* **Task to complete**
Each entry needs to be reproduced exactly as it is.

* **Exercise input**
--- START ---
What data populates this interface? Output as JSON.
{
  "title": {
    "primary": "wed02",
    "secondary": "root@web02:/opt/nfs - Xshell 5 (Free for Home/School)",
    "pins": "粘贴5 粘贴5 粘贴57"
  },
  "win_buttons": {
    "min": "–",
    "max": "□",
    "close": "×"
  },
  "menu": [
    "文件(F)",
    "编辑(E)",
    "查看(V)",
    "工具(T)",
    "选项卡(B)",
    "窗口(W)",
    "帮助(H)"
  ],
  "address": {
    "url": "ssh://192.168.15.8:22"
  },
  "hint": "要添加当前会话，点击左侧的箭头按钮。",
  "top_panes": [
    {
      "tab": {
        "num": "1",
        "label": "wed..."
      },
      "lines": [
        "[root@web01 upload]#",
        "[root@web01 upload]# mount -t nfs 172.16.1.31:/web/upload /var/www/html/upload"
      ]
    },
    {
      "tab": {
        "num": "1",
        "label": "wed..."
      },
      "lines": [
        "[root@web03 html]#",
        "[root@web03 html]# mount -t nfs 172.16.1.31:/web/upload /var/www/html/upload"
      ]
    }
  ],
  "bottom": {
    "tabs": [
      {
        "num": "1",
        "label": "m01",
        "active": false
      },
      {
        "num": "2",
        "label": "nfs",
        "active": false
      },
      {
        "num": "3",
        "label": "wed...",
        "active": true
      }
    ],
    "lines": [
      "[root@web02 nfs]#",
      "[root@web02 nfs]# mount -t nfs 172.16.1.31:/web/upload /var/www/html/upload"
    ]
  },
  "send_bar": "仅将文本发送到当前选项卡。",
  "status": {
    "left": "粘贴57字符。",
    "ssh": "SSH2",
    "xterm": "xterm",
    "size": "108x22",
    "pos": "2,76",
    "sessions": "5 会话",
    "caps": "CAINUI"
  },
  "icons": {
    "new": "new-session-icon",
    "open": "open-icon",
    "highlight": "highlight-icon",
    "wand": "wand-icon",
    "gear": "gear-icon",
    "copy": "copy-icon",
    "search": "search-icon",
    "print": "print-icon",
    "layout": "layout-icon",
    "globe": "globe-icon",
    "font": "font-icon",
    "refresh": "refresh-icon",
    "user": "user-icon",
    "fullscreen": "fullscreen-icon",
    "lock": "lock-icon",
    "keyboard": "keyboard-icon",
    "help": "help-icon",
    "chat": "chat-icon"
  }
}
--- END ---
* **Your response**
What data populates this interface? Output as JSON.
{
  "title": {
    "primary": "wed02",
    "secondary": "root@web02:/opt/nfs - Xshell 5 (Free for Home/School)",
    "pins": "粘贴5 粘贴5 粘贴57"
  },
  "win_buttons": {
    "min": "–",
    "max": "□",
    "close": "×"
  },
  "menu": [
    "文件(F)",
    "编辑(E)",
    "查看(V)",
    "工具(T)",
    "选项卡(B)",
    "窗口(W)",
    "帮助(H)"
  ],
  "address": {
    "url": "ssh://192.168.15.8:22"
  },
  "hint": "要添加当前会话，点击左侧的箭头按钮。",
  "top_panes": [
    {
      "tab": {
        "num": "1",
        "label": "wed..."
      },
      "lines": [
        "[root@web01 upload]#",
        "[root@web01 upload]# mount -t nfs 172.16.1.31:/web/upload /var/www/html/upload"
      ]
    },
    {
      "tab": {
        "num": "1",
        "label": "wed..."
      },
      "lines": [
        "[root@web03 html]#",
        "[root@web03 html]# mount -t nfs 172.16.1.31:/web/upload /var/www/html/upload"
      ]
    }
  ],
  "bottom": {
    "tabs": [
      {
        "num": "1",
        "label": "m01",
        "active": false
      },
      {
        "num": "2",
        "label": "nfs",
        "active": false
      },
      {
        "num": "3",
        "label": "wed...",
        "active": true
      }
    ],
    "lines": [
      "[root@web02 nfs]#",
      "[root@web02 nfs]# mount -t nfs 172.16.1.31:/web/upload /var/www/html/upload"
    ]
  },
  "send_bar": "仅将文本发送到当前选项卡。",
  "status": {
    "left": "粘贴57字符。",
    "ssh": "SSH2",
    "xterm": "xterm",
    "size": "108x22",
    "pos": "2,76",
    "sessions": "5 会话",
    "caps": "CAINUI"
  },
  "icons": {
    "new": "new-session-icon",
    "open": "open-icon",
    "highlight": "highlight-icon",
    "wand": "wand-icon",
    "gear": "gear-icon",
    "copy": "copy-icon",
    "search": "search-icon",
    "print": "print-icon",
    "layout": "layout-icon",
    "globe": "globe-icon",
    "font": "font-icon",
    "refresh": "refresh-icon",
    "user": "user-icon",
    "fullscreen": "fullscreen-icon",
    "lock": "lock-icon",
    "keyboard": "keyboard-icon",
    "help": "help-icon",
    "chat": "chat-icon"
  }
}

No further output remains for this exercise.